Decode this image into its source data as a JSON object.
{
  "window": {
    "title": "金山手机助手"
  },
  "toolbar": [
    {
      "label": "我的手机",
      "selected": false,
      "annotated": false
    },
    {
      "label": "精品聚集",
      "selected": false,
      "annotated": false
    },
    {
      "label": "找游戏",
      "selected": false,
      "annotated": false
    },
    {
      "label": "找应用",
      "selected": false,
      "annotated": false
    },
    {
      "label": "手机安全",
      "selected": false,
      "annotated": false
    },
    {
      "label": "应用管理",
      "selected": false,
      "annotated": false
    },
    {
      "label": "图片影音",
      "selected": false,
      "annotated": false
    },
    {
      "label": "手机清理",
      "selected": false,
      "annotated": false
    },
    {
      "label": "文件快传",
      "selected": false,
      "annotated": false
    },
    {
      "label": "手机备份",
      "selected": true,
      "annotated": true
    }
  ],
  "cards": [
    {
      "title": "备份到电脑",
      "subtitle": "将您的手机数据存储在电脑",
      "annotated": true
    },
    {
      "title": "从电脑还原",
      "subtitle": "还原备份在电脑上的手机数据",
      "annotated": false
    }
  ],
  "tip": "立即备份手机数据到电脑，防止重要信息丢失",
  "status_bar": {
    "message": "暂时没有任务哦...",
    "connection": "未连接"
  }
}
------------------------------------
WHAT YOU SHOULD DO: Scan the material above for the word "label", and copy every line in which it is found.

REPLY:
      "label": "我的手机",
      "label": "精品聚集",
      "label": "找游戏",
      "label": "找应用",
      "label": "手机安全",
      "label": "应用管理",
      "label": "图片影音",
      "label": "手机清理",
      "label": "文件快传",
      "label": "手机备份",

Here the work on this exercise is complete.